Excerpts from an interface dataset
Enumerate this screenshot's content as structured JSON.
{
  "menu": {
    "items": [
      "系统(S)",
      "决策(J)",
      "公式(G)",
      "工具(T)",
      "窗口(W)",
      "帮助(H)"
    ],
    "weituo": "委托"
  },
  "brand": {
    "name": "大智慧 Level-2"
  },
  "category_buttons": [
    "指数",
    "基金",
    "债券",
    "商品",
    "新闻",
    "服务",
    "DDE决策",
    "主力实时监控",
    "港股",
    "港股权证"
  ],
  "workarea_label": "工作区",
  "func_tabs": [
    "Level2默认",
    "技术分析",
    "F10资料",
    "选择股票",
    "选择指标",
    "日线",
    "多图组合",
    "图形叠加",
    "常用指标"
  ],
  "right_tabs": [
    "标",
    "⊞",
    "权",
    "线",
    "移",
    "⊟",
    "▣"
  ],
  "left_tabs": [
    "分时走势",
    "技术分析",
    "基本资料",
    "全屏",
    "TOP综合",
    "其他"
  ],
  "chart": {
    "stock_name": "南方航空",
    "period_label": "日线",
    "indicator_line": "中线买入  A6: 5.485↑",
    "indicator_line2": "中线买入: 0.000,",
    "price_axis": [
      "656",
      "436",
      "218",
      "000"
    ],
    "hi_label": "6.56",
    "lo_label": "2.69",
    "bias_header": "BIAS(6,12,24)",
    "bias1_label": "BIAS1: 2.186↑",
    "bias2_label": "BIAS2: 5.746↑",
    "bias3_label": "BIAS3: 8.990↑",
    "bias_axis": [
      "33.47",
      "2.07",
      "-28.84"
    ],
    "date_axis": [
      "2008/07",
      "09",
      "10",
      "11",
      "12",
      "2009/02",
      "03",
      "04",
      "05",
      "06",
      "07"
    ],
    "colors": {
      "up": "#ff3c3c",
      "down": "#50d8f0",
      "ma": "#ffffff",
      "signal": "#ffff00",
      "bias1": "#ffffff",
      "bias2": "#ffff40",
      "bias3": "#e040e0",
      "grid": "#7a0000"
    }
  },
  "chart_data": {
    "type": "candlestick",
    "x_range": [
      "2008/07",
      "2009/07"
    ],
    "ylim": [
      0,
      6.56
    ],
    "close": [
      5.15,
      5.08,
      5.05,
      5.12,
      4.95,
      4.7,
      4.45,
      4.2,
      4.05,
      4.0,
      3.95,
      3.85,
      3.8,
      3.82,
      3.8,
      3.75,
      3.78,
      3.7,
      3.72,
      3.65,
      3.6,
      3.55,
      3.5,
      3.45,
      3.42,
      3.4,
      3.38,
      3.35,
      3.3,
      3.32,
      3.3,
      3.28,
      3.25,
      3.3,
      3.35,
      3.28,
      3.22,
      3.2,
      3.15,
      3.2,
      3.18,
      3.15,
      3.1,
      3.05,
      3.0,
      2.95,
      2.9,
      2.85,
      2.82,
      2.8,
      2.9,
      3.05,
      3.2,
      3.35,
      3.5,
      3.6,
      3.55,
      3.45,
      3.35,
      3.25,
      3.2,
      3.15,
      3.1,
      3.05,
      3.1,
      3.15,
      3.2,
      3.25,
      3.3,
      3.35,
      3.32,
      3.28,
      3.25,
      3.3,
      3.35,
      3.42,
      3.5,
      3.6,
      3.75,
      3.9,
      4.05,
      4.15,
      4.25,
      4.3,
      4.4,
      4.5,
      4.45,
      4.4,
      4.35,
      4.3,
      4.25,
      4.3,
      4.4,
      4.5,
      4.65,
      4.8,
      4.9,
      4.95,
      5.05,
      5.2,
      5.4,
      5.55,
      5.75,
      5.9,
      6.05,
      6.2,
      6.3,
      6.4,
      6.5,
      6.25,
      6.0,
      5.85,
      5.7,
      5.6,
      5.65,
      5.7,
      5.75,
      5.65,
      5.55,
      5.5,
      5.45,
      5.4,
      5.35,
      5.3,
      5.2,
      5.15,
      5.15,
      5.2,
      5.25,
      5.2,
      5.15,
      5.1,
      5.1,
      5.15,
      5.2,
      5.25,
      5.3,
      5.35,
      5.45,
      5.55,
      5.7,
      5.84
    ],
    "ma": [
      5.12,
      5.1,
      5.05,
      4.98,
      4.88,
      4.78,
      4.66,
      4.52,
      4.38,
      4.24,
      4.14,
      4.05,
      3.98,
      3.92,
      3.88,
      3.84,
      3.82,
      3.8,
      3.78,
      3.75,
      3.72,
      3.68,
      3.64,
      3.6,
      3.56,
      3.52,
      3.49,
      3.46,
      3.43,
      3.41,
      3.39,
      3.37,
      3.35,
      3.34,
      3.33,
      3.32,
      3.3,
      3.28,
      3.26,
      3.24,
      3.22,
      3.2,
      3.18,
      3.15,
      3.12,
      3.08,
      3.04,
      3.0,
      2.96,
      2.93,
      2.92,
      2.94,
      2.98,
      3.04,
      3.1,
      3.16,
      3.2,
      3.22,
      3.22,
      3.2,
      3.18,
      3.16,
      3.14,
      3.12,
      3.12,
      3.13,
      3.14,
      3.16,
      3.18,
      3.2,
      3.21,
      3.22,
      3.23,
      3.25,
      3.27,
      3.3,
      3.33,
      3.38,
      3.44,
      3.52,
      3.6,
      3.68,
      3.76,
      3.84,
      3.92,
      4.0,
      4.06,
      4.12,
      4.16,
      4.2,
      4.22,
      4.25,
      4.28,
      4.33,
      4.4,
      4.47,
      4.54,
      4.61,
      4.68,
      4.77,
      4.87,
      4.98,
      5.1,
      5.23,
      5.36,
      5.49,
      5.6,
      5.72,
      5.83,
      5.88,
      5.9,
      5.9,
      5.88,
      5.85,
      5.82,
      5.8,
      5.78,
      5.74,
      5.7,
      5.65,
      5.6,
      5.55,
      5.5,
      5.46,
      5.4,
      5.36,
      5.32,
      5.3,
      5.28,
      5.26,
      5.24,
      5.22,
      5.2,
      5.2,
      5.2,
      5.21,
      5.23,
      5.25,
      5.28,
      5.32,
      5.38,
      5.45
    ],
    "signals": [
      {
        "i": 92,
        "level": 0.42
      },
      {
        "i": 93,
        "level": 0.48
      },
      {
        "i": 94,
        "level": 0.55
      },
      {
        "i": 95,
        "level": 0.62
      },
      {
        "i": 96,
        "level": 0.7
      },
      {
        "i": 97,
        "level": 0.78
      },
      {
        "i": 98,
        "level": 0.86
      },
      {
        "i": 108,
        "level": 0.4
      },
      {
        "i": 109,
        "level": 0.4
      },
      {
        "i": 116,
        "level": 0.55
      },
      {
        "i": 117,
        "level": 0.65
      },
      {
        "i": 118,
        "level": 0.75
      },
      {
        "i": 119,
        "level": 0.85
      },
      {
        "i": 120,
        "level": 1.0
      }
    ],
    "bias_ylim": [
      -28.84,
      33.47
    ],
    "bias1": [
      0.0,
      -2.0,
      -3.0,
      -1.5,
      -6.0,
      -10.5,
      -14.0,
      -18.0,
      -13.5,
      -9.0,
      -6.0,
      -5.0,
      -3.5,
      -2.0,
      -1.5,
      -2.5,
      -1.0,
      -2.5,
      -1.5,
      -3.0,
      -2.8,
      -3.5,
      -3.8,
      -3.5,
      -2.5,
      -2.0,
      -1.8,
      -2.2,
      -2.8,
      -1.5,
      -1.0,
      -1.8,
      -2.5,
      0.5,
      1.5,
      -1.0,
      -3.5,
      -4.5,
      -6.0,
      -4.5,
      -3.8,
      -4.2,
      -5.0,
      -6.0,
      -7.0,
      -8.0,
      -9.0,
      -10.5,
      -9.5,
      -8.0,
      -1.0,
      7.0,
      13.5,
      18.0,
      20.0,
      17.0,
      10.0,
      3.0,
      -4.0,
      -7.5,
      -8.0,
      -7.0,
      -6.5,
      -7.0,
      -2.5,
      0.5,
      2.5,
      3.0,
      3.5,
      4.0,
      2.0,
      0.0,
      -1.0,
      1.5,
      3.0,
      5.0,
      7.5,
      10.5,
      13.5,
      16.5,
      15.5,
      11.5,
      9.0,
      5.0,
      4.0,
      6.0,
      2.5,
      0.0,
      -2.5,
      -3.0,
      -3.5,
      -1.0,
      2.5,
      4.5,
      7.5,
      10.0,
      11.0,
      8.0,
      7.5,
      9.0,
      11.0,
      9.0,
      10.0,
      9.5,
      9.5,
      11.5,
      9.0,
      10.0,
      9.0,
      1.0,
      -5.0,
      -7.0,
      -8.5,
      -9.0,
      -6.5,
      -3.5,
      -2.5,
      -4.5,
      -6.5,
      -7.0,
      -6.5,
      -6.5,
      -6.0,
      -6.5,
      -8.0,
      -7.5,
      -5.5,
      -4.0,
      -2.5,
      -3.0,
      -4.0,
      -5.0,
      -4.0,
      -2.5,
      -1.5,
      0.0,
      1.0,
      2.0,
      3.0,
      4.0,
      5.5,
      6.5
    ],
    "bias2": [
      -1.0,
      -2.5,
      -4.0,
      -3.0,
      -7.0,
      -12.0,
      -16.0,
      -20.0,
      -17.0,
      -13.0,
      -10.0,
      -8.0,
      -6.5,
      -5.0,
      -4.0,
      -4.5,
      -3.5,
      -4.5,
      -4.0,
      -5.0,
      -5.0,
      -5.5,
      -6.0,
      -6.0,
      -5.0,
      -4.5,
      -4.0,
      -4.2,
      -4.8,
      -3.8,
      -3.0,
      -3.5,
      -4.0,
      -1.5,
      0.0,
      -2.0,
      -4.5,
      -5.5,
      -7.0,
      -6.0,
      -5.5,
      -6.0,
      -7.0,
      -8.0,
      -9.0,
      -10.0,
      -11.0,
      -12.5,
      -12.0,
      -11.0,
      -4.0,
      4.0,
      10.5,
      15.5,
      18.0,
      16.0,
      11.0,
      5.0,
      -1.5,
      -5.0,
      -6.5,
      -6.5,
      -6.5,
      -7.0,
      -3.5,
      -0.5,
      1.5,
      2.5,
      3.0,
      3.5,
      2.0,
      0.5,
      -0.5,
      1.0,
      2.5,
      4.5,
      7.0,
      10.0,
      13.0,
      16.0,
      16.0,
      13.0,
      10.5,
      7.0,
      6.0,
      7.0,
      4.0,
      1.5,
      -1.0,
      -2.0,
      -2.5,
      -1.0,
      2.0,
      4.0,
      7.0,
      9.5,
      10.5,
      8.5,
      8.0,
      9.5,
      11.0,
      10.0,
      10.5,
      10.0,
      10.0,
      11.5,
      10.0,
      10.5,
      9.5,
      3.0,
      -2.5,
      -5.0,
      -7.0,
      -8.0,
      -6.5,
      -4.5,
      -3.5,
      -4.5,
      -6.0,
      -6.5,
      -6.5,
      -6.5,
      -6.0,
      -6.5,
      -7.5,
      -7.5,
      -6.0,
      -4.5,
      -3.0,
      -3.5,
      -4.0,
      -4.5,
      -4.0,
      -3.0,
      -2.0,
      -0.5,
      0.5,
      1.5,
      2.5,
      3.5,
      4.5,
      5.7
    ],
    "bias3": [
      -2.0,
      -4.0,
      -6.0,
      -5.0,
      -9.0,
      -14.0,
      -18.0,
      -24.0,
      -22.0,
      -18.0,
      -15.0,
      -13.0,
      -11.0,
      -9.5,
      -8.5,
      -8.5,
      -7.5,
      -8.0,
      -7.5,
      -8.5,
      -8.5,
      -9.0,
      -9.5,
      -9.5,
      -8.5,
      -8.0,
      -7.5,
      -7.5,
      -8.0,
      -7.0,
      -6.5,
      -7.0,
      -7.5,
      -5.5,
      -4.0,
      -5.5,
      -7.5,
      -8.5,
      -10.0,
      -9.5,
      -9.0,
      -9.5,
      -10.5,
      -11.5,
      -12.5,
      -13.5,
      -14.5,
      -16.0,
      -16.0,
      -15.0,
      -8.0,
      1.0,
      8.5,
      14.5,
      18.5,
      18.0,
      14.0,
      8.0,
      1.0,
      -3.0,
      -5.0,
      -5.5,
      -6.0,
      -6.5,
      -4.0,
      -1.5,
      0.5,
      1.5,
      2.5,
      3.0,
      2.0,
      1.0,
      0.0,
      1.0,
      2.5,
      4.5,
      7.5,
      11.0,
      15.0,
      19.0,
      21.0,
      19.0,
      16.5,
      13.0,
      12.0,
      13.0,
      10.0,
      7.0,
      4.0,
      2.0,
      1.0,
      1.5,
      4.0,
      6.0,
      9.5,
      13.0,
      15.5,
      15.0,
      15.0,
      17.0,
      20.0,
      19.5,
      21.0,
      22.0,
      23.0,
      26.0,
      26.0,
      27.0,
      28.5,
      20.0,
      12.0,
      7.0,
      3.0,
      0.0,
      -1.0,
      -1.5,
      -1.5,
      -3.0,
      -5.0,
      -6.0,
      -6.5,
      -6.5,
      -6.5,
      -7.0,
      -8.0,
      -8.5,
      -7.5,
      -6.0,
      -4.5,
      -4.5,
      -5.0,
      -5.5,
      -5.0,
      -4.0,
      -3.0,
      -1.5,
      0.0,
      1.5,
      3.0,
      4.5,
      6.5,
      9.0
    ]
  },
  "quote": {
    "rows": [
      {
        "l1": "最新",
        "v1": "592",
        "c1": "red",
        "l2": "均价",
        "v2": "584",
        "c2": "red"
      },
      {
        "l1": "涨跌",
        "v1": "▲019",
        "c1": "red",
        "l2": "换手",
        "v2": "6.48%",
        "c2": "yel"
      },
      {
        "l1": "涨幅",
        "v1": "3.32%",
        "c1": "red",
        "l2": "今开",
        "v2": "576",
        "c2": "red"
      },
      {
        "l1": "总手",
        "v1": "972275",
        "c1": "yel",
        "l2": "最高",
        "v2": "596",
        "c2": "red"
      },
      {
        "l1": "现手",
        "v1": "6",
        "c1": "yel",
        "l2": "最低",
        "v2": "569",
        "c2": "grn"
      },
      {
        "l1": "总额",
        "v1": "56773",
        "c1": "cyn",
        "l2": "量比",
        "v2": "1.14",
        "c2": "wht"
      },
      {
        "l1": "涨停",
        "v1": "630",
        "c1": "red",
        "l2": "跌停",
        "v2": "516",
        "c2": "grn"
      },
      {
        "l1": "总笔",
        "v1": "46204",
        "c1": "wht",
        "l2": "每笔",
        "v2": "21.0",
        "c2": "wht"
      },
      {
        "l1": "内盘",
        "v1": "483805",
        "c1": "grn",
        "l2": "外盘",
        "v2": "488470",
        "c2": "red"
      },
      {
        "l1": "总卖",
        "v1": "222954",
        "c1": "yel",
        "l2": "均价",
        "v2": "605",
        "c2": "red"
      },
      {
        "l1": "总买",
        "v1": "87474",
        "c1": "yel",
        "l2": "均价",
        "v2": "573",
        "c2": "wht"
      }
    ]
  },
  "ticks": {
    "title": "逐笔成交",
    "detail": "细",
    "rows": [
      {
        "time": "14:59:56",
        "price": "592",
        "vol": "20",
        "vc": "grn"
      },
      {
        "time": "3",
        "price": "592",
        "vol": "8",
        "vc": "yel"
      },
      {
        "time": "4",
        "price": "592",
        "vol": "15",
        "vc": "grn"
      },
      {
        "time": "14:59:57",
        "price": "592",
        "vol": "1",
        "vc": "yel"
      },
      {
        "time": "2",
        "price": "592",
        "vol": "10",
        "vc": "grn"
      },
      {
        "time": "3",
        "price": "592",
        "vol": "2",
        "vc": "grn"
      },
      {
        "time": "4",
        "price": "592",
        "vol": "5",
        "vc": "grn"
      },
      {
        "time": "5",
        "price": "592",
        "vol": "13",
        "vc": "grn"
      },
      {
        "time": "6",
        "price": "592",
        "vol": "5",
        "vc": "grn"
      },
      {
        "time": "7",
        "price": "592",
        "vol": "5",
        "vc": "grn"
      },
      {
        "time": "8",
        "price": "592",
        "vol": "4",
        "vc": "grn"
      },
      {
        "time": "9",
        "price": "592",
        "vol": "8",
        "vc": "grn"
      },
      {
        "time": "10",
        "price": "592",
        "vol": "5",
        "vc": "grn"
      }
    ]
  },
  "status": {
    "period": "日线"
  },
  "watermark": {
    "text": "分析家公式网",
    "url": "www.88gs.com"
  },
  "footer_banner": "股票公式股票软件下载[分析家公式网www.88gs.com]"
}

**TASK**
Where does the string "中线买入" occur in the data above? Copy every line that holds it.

**TASK OUTPUT**
    "indicator_line": "中线买入  A6: 5.485↑",
    "indicator_line2": "中线买入: 0.000,",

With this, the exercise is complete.